WORK INSTRUCTIONS -> Please output the data exactly, minus pictures.

(DATA FOR REVIEW begins)

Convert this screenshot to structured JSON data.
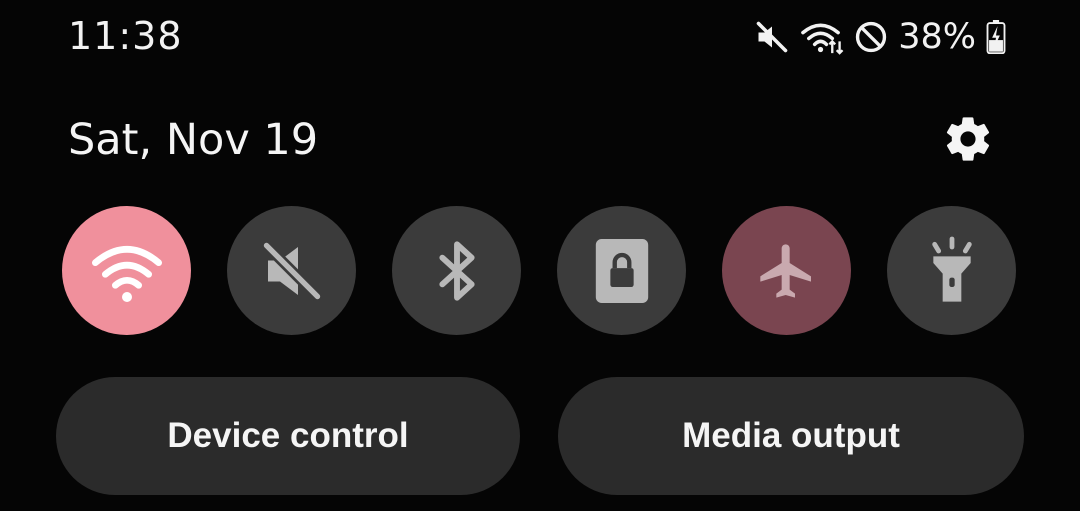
{
  "status_bar": {
    "time": "11:38",
    "battery_percent": "38%",
    "icons": [
      "mute-icon",
      "wifi-icon",
      "do-not-disturb-icon",
      "battery-charging-icon"
    ]
  },
  "header": {
    "date": "Sat, Nov 19",
    "settings_icon": "gear-icon"
  },
  "quick_tiles": [
    {
      "name": "Wi-Fi",
      "icon": "wifi-icon",
      "state": "on",
      "color": "#f0909c"
    },
    {
      "name": "Sound",
      "icon": "mute-icon",
      "state": "off"
    },
    {
      "name": "Bluetooth",
      "icon": "bluetooth-icon",
      "state": "off"
    },
    {
      "name": "Secure Folder",
      "icon": "secure-folder-icon",
      "state": "off"
    },
    {
      "name": "Airplane mode",
      "icon": "airplane-icon",
      "state": "on-dim",
      "color": "#7a4550"
    },
    {
      "name": "Flashlight",
      "icon": "flashlight-icon",
      "state": "off"
    }
  ],
  "buttons": {
    "device_control": "Device control",
    "media_output": "Media output"
  },
  "colors": {
    "background": "#050505",
    "tile_off": "#3b3b3b",
    "pill": "#2b2b2b"
  }
}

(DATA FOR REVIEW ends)

TASK RESULT ->
Convert this screenshot to structured JSON data.
{
  "status_bar": {
    "time": "11:38",
    "battery_percent": "38%",
    "icons": [
      "mute-icon",
      "wifi-icon",
      "do-not-disturb-icon",
      "battery-charging-icon"
    ]
  },
  "header": {
    "date": "Sat, Nov 19",
    "settings_icon": "gear-icon"
  },
  "quick_tiles": [
    {
      "name": "Wi-Fi",
      "icon": "wifi-icon",
      "state": "on",
      "color": "#f0909c"
    },
    {
      "name": "Sound",
      "icon": "mute-icon",
      "state": "off"
    },
    {
      "name": "Bluetooth",
      "icon": "bluetooth-icon",
      "state": "off"
    },
    {
      "name": "Secure Folder",
      "icon": "secure-folder-icon",
      "state": "off"
    },
    {
      "name": "Airplane mode",
      "icon": "airplane-icon",
      "state": "on-dim",
      "color": "#7a4550"
    },
    {
      "name": "Flashlight",
      "icon": "flashlight-icon",
      "state": "off"
    }
  ],
  "buttons": {
    "device_control": "Device control",
    "media_output": "Media output"
  },
  "colors": {
    "background": "#050505",
    "tile_off": "#3b3b3b",
    "pill": "#2b2b2b"
  }
}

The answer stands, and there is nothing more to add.